Cox-2 inhibitors are a newer kind of NSAID. These medicines have recently come under fire for their dangers. Although these drugs are supposed to have fewer gastrointestinal side effects than standard NSAIDs, they can still cause some of the same problems. They may also raise the risks of heart attack and stroke.

Two of these drugs, Vioxx and Bextra, have been taken off the market because of various side effects. Celebrex is still available.

Narcotics are another type of prescription painkiller. Examples include OxyContin, Percocet, and Vicodin. These drugs are only used in people with severe chronic pain. They don't pose a risk for people with ulcers. They do have other side effects, including constipation, fatigue, and a risk of addiction.

Published May 2005.
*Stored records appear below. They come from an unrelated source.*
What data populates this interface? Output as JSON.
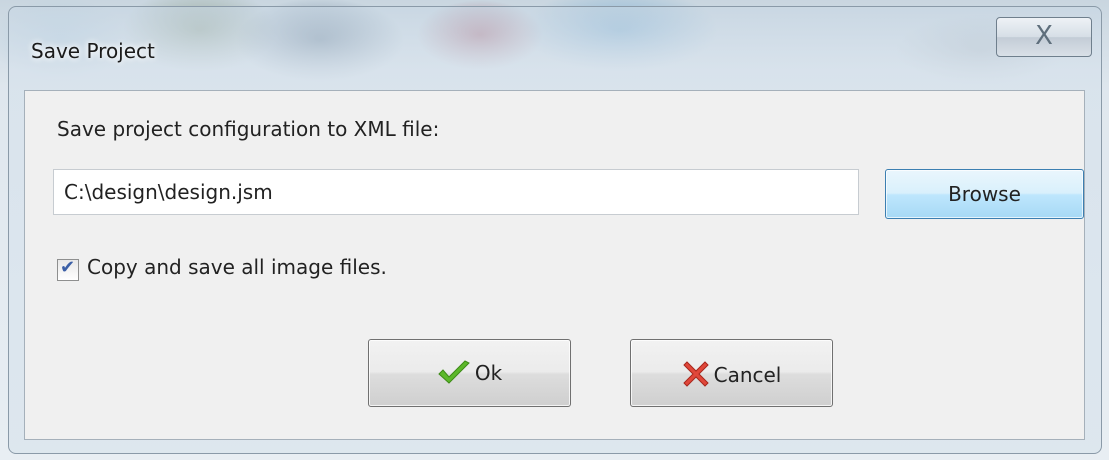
{
  "window": {
    "title": "Save Project",
    "close_glyph": "X"
  },
  "dialog": {
    "prompt": "Save project configuration to XML file:",
    "path_value": "C:\\design\\design.jsm",
    "browse_label": "Browse",
    "checkbox": {
      "label": "Copy and save all image files.",
      "checked": true
    },
    "ok_label": "Ok",
    "cancel_label": "Cancel"
  },
  "icons": {
    "ok": "checkmark-icon",
    "cancel": "red-x-icon"
  },
  "colors": {
    "browse_border": "#3c7fb1",
    "ok_icon": "#5cb82a",
    "cancel_icon": "#e0473a"
  }
}
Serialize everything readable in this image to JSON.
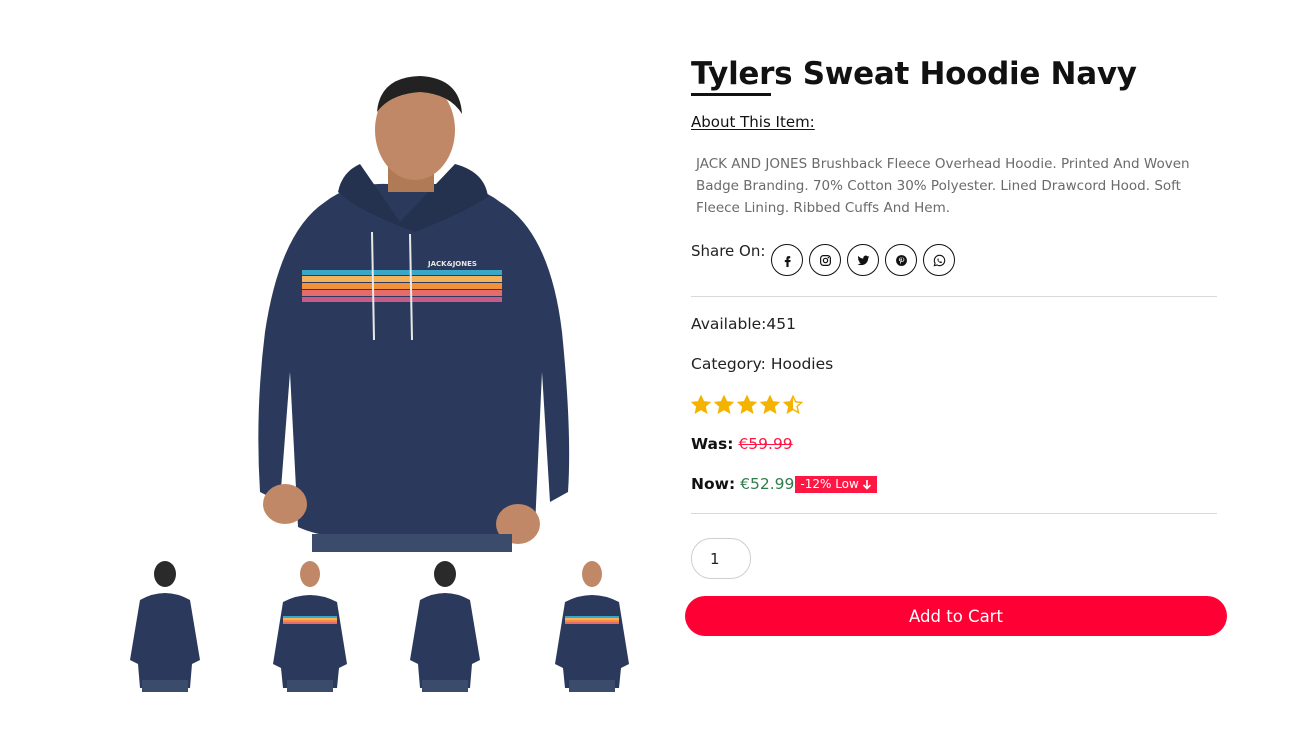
{
  "product": {
    "title": "Tylers Sweat Hoodie Navy",
    "about_label": "About This Item:",
    "description": "JACK AND JONES Brushback Fleece Overhead Hoodie. Printed And Woven Badge Branding. 70% Cotton 30% Polyester. Lined Drawcord Hood. Soft Fleece Lining. Ribbed Cuffs And Hem.",
    "share_label": "Share On:",
    "share_icons": [
      "facebook-icon",
      "instagram-icon",
      "twitter-icon",
      "pinterest-icon",
      "whatsapp-icon"
    ],
    "available": "Available:451",
    "category": "Category: Hoodies",
    "rating": 4.5,
    "rating_max": 5,
    "was_label": "Was:",
    "was_price": "€59.99",
    "now_label": "Now:",
    "now_price": "€52.99",
    "discount_badge": "-12% Low",
    "quantity": "1",
    "add_to_cart": "Add to Cart"
  },
  "gallery": {
    "thumbnails": [
      "hoodie-back-view",
      "hoodie-front-view",
      "hoodie-back-view",
      "hoodie-front-view"
    ]
  },
  "colors": {
    "accent": "#ff0035",
    "star": "#f5b301",
    "old_price": "#ff1744",
    "new_price": "#2e7d4a",
    "hoodie": "#2b3a5c"
  }
}
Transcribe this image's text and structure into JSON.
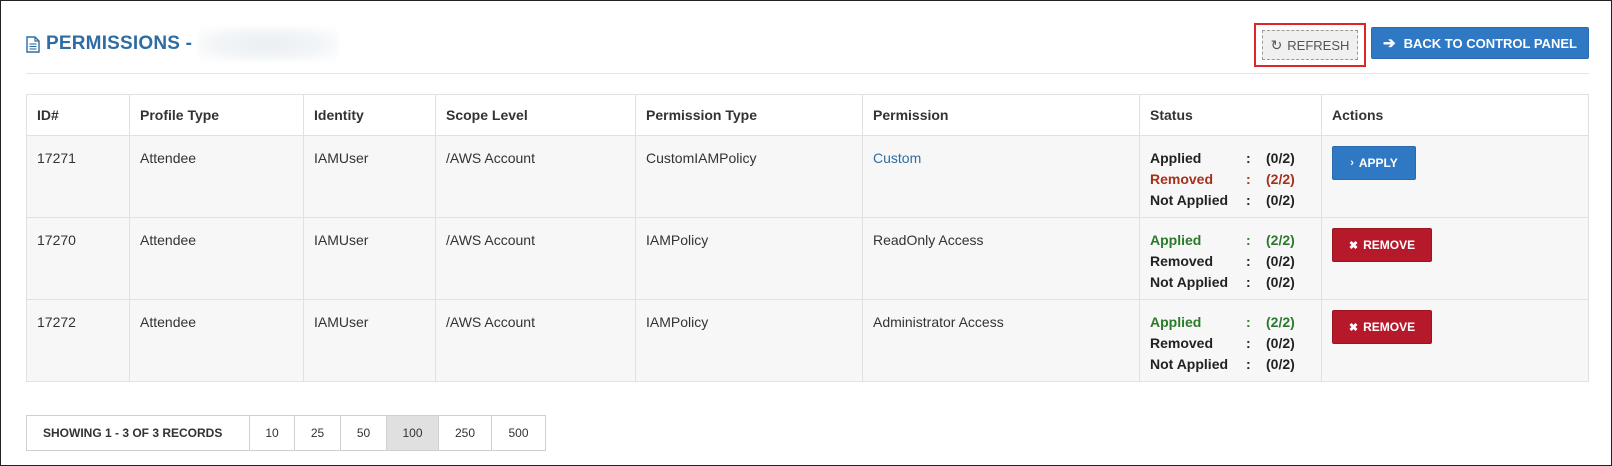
{
  "header": {
    "title": "PERMISSIONS -",
    "refresh_label": "REFRESH",
    "back_label": "BACK TO CONTROL PANEL"
  },
  "table": {
    "columns": [
      "ID#",
      "Profile Type",
      "Identity",
      "Scope Level",
      "Permission Type",
      "Permission",
      "Status",
      "Actions"
    ],
    "rows": [
      {
        "id": "17271",
        "profile_type": "Attendee",
        "identity": "IAMUser",
        "scope": "/AWS Account",
        "perm_type": "CustomIAMPolicy",
        "permission": "Custom",
        "status": [
          {
            "label": "Applied",
            "sep": ":",
            "value": "(0/2)"
          },
          {
            "label": "Removed",
            "sep": ":",
            "value": "(2/2)"
          },
          {
            "label": "Not Applied",
            "sep": ":",
            "value": "(0/2)"
          }
        ],
        "action": "APPLY"
      },
      {
        "id": "17270",
        "profile_type": "Attendee",
        "identity": "IAMUser",
        "scope": "/AWS Account",
        "perm_type": "IAMPolicy",
        "permission": "ReadOnly Access",
        "status": [
          {
            "label": "Applied",
            "sep": ":",
            "value": "(2/2)"
          },
          {
            "label": "Removed",
            "sep": ":",
            "value": "(0/2)"
          },
          {
            "label": "Not Applied",
            "sep": ":",
            "value": "(0/2)"
          }
        ],
        "action": "REMOVE"
      },
      {
        "id": "17272",
        "profile_type": "Attendee",
        "identity": "IAMUser",
        "scope": "/AWS Account",
        "perm_type": "IAMPolicy",
        "permission": "Administrator Access",
        "status": [
          {
            "label": "Applied",
            "sep": ":",
            "value": "(2/2)"
          },
          {
            "label": "Removed",
            "sep": ":",
            "value": "(0/2)"
          },
          {
            "label": "Not Applied",
            "sep": ":",
            "value": "(0/2)"
          }
        ],
        "action": "REMOVE"
      }
    ]
  },
  "pagination": {
    "info": "SHOWING 1 - 3 OF 3 RECORDS",
    "sizes": [
      "10",
      "25",
      "50",
      "100",
      "250",
      "500"
    ],
    "selected": "100"
  },
  "colors": {
    "accent": "#2f78c4",
    "danger": "#b5192a",
    "status_green": "#2b7a2b",
    "status_red": "#a5301b",
    "highlight_border": "#e0242a"
  }
}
SOURCES: Byron Cryer, MD, spokesman, American Gastroenterological Association; associate professor of medicine, University of Texas Southwestern Medical School, Dallas. Nieca Goldberg, MD, spokeswoman, American Heart Association; chief of Women's Cardiac Care at Lennox Hill Hospital, New York City. Phillip E. Korenblat, MD, spokesman, American Academy of Allergy, Asthma, and Immunology; professor of clinical medicine, Washington University School of Medicine, St. Louis. American Academy of Family Physicians web site. American Heart Association web site. American Academy of Allergy, Asthma, and Immunology web site. American College of Gastroenterology web site. American Gastroenterological Association web site. National Institute of Diabetes and Digestive and Kidney Diseases web site. U.S. Food and Drug Administration web site. U.S. Department of Health and Human Services National Women's Health Information Center web site.

©1996-2005 WebMD Inc. All rights reserved.
Last Editorial Review: 5/27/2005 12:27:58 PM



STAY INFORMED

Get the Latest health and medical information delivered direct to your inbox!